The House and Senate have taken their first steps in the FY 2009 appropriations cycle. While the initial targets for proposed science funding are very favorable, the overall picture is considerably more troubled. As they did last year, the House and Senate are on a pathway to spend more for discretionary programs than what President Bush has proposed, setting up what will in all likelihood be another series of presidential vetoes and an unfavorable appropriations outcome.
The process of determining a budget resolution - a nonbinding congressional spending and taxing "blueprint" - is something that would appear to matter only to those working on Capitol Hill. It matters. The additional $22 - $23 billion for discretionary spending that Congress wanted to spend last year, and President Bush's refusal to spend any more than what he had originally requested resulted in an almost three-month delay in the final passage of the FY 2008 appropriations legislation. When the budget cycle was completed a few days before Christmas, the widely-expected double-digit increases in the budgets for the DOE Office of Science, National Science Foundation, and the research programs of the National Institute of Standards and Technology had vanished. It can be argued that the breakdown in the appropriations cycle last fall and winter can be traced directly to the initial $22 - $23 billion difference between the Congress and President when the budget resolution was being formulated last spring.
THE BAD NEWS:
The first step in the new FY 2009 budget cycle seems to be following last year's pattern. While the House and Senate will have to settle on a final concurrent budget resolution after they return to Washington next week, the parameters for discretionary spending appear to be largely in place. The Senate voted to spend $21.8 billion more than what the President requested. The House figure is $25.4 billion above the President's request. If the two chambers split the difference, the final spending target will be $23.6 billion about President Bush's limit, echoing last year's budget impasse.
While this outcome is not fixed in place, the general sentiment in Washington is that the probability of concluding the FY 2009 budget cycle by its start on October 1 is very slim. There is a widespread consensus that Congress and President Bush will find it necessary to use a series of stopgap funding bills to maintain program spending in the new fiscal year at this year's levels. This is expected to have grave ramifications for the programs of most federal agencies, which will grow worse as the standoff continues into what is expected to be early 2009.

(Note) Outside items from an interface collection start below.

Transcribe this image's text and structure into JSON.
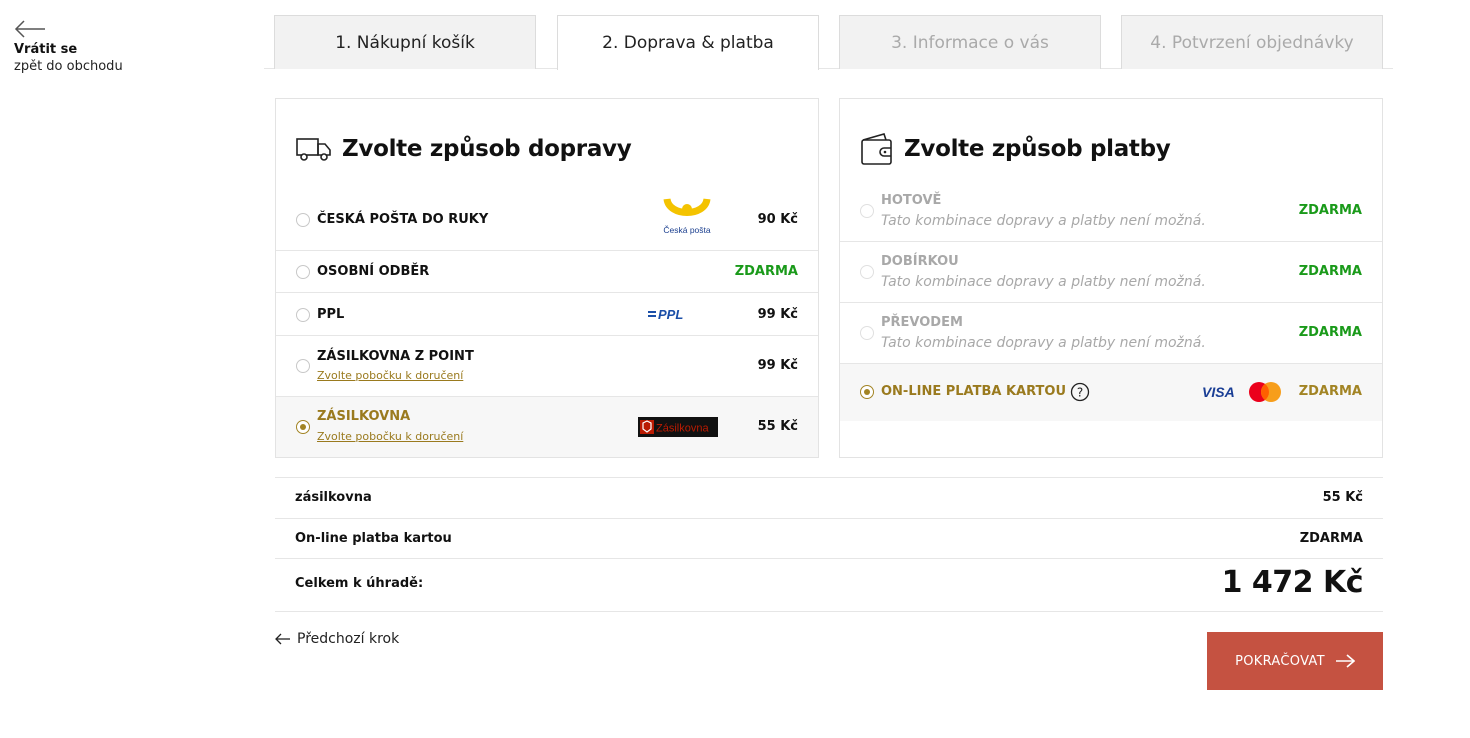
{
  "back": {
    "title": "Vrátit se",
    "subtitle": "zpět do obchodu"
  },
  "tabs": [
    {
      "label": "1. Nákupní košík",
      "state": "done"
    },
    {
      "label": "2. Doprava & platba",
      "state": "active"
    },
    {
      "label": "3. Informace o vás",
      "state": "disabled"
    },
    {
      "label": "4. Potvrzení objednávky",
      "state": "disabled"
    }
  ],
  "shipping": {
    "title": "Zvolte způsob dopravy",
    "options": [
      {
        "label": "ČESKÁ POŠTA DO RUKY",
        "price": "90 Kč",
        "logo": "ceska-posta-logo",
        "logo_text": "Česká pošta",
        "selected": false
      },
      {
        "label": "OSOBNÍ ODBĚR",
        "price": "ZDARMA",
        "selected": false
      },
      {
        "label": "PPL",
        "price": "99 Kč",
        "logo": "ppl-logo",
        "logo_text": "PPL",
        "selected": false
      },
      {
        "label": "ZÁSILKOVNA Z POINT",
        "link": "Zvolte pobočku k doručení",
        "price": "99 Kč",
        "selected": false
      },
      {
        "label": "ZÁSILKOVNA",
        "link": "Zvolte pobočku k doručení",
        "price": "55 Kč",
        "logo": "zasilkovna-logo",
        "logo_text": "Zásilkovna",
        "selected": true
      }
    ]
  },
  "payment": {
    "title": "Zvolte způsob platby",
    "options": [
      {
        "label": "HOTOVĚ",
        "note": "Tato kombinace dopravy a platby není možná.",
        "price": "ZDARMA",
        "disabled": true
      },
      {
        "label": "DOBÍRKOU",
        "note": "Tato kombinace dopravy a platby není možná.",
        "price": "ZDARMA",
        "disabled": true
      },
      {
        "label": "PŘEVODEM",
        "note": "Tato kombinace dopravy a platby není možná.",
        "price": "ZDARMA",
        "disabled": true
      },
      {
        "label": "ON-LINE PLATBA KARTOU",
        "price": "ZDARMA",
        "selected": true,
        "card_logos": [
          "VISA",
          "mastercard"
        ]
      }
    ]
  },
  "summary": {
    "shipping_label": "zásilkovna",
    "shipping_value": "55 Kč",
    "payment_label": "On-line platba kartou",
    "payment_value": "ZDARMA",
    "total_label": "Celkem k úhradě:",
    "total_value": "1 472 Kč"
  },
  "footer": {
    "prev_label": "Předchozí krok",
    "continue_label": "POKRAČOVAT"
  },
  "colors": {
    "accent_gold": "#9a7a1e",
    "free_green": "#1a9a1a",
    "cta_red": "#c55241"
  }
}
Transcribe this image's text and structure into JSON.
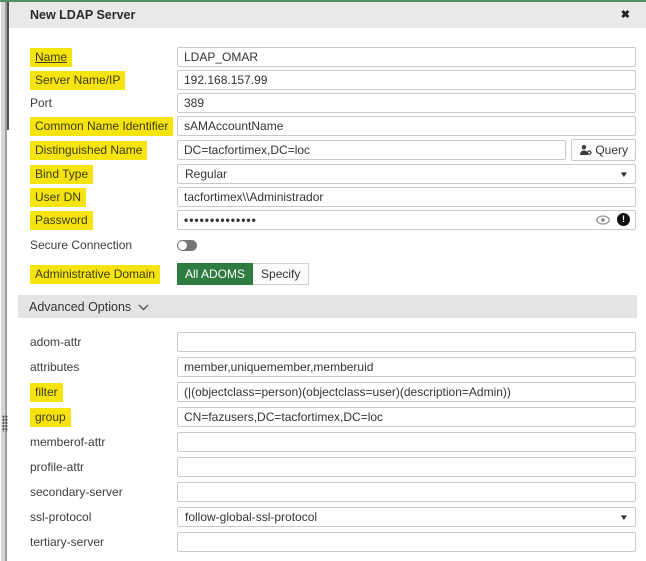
{
  "dialog": {
    "title": "New LDAP Server",
    "close_glyph": "✖"
  },
  "colors": {
    "accent_green": "#4f9160",
    "highlight_yellow": "#f6e411",
    "adom_selected_green": "#2f7c40",
    "titlebar_gray": "#e9e9e9"
  },
  "fields": {
    "name": {
      "label": "Name",
      "value": "LDAP_OMAR",
      "highlighted": "yes"
    },
    "server": {
      "label": "Server Name/IP",
      "value": "192.168.157.99",
      "highlighted": "yes"
    },
    "port": {
      "label": "Port",
      "value": "389",
      "highlighted": "no"
    },
    "cnid": {
      "label": "Common Name Identifier",
      "value": "sAMAccountName",
      "highlighted": "yes"
    },
    "dn": {
      "label": "Distinguished Name",
      "value": "DC=tacfortimex,DC=loc",
      "highlighted": "yes",
      "query_label": "Query"
    },
    "bind_type": {
      "label": "Bind Type",
      "value": "Regular",
      "highlighted": "yes",
      "caret": "▼"
    },
    "user_dn": {
      "label": "User DN",
      "value": "tacfortimex\\\\Administrador",
      "highlighted": "yes"
    },
    "password": {
      "label": "Password",
      "value": "••••••••••••••",
      "highlighted": "yes",
      "alert_glyph": "!"
    },
    "secure": {
      "label": "Secure Connection",
      "state": "off",
      "highlighted": "no"
    },
    "admin_domain": {
      "label": "Administrative Domain",
      "highlighted": "yes",
      "option_all": "All ADOMS",
      "option_specify": "Specify",
      "selected": "All ADOMS"
    }
  },
  "advanced": {
    "title": "Advanced Options",
    "expanded": "yes",
    "adom_attr": {
      "label": "adom-attr",
      "value": ""
    },
    "attributes": {
      "label": "attributes",
      "value": "member,uniquemember,memberuid"
    },
    "filter": {
      "label": "filter",
      "value": "(|(objectclass=person)(objectclass=user)(description=Admin))",
      "highlighted": "yes"
    },
    "group": {
      "label": "group",
      "value": "CN=fazusers,DC=tacfortimex,DC=loc",
      "highlighted": "yes"
    },
    "memberof_attr": {
      "label": "memberof-attr",
      "value": ""
    },
    "profile_attr": {
      "label": "profile-attr",
      "value": ""
    },
    "secondary_server": {
      "label": "secondary-server",
      "value": ""
    },
    "ssl_protocol": {
      "label": "ssl-protocol",
      "value": "follow-global-ssl-protocol",
      "caret": "▼"
    },
    "tertiary_server": {
      "label": "tertiary-server",
      "value": ""
    }
  }
}
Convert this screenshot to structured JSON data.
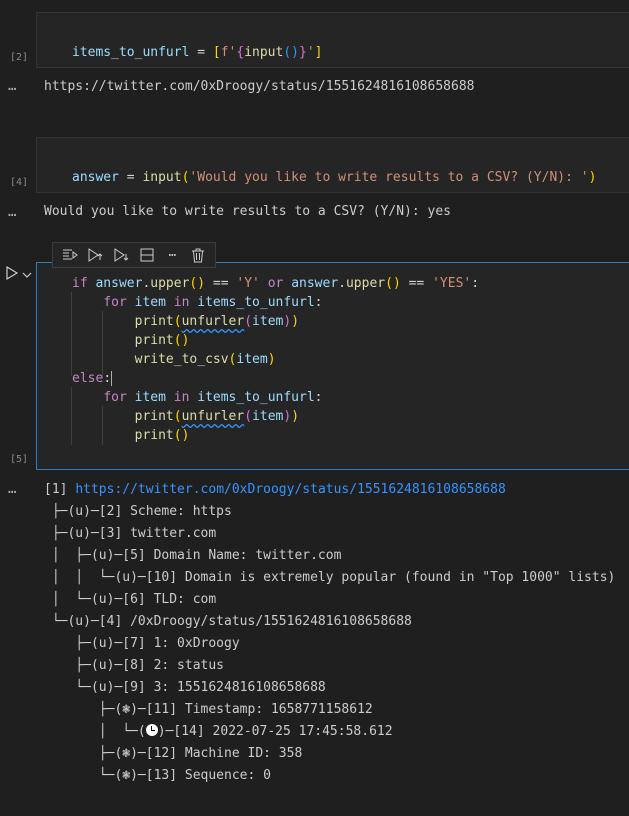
{
  "cells": [
    {
      "exec_count": "[2]",
      "code_line": "items_to_unfurl = [f'{input()}']",
      "output": "https://twitter.com/0xDroogy/status/1551624816108658688"
    },
    {
      "exec_count": "[4]",
      "code_line": "answer = input('Would you like to write results to a CSV? (Y/N): ')",
      "output": "Would you like to write results to a CSV? (Y/N): yes"
    },
    {
      "exec_count": "[5]",
      "code_lines": [
        "if answer.upper() == 'Y' or answer.upper() == 'YES':",
        "    for item in items_to_unfurl:",
        "        print(unfurler(item))",
        "        print()",
        "        write_to_csv(item)",
        "else:",
        "    for item in items_to_unfurl:",
        "        print(unfurler(item))",
        "        print()"
      ]
    }
  ],
  "output_dots": "…",
  "tree_output": {
    "root_prefix": "[1] ",
    "root_link": "https://twitter.com/0xDroogy/status/1551624816108658688",
    "lines": [
      " ├─(u)─[2] Scheme: https",
      " ├─(u)─[3] twitter.com",
      " │  ├─(u)─[5] Domain Name: twitter.com",
      " │  │  └─(u)─[10] Domain is extremely popular (found in \"Top 1000\" lists)",
      " │  └─(u)─[6] TLD: com",
      " └─(u)─[4] /0xDroogy/status/1551624816108658688",
      "    ├─(u)─[7] 1: 0xDroogy",
      "    ├─(u)─[8] 2: status",
      "    └─(u)─[9] 3: 1551624816108658688",
      "       ├─(❃)─[11] Timestamp: 1658771158612",
      "       │  └─(",
      "       ├─(❃)─[12] Machine ID: 358",
      "       └─(❃)─[13] Sequence: 0"
    ],
    "clock_suffix": ")─[14] 2022-07-25 17:45:58.612"
  },
  "toolbar": [
    "run-by-line-icon",
    "execute-above-icon",
    "execute-below-icon",
    "split-cell-icon",
    "more-icon",
    "delete-icon"
  ],
  "colors": {
    "accent": "#2a7fbf",
    "link": "#3794ff",
    "background": "#1f1f1f"
  }
}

THE GOOD NEWS:
The numbers in the two versions of the House and Senate budget resolutions are favorable for the budget category providing funding for most federal science, space and technology programs. The House's "blueprint" sets spending at the authorized levels in the America COMPETES Act for the National Science Foundation and the DOE Office of Science, and provides additional budget authority for NIST programs. House Science and Technology Chairman Bart Gordon (D-TN) hailed the additional $1.98 billion in proposed funding over this year, saying "I'm pleased to see this budget resolution make U.S. competitiveness and education a high priority." The Senate voted its approval of an amendment offered by Senators Jeff Bingaman (D-NM) and Pete Domenici (R-NM) to its budget resolution to keep NSF and the Office of Science generally on track with the President's request and the America COMPETES Act.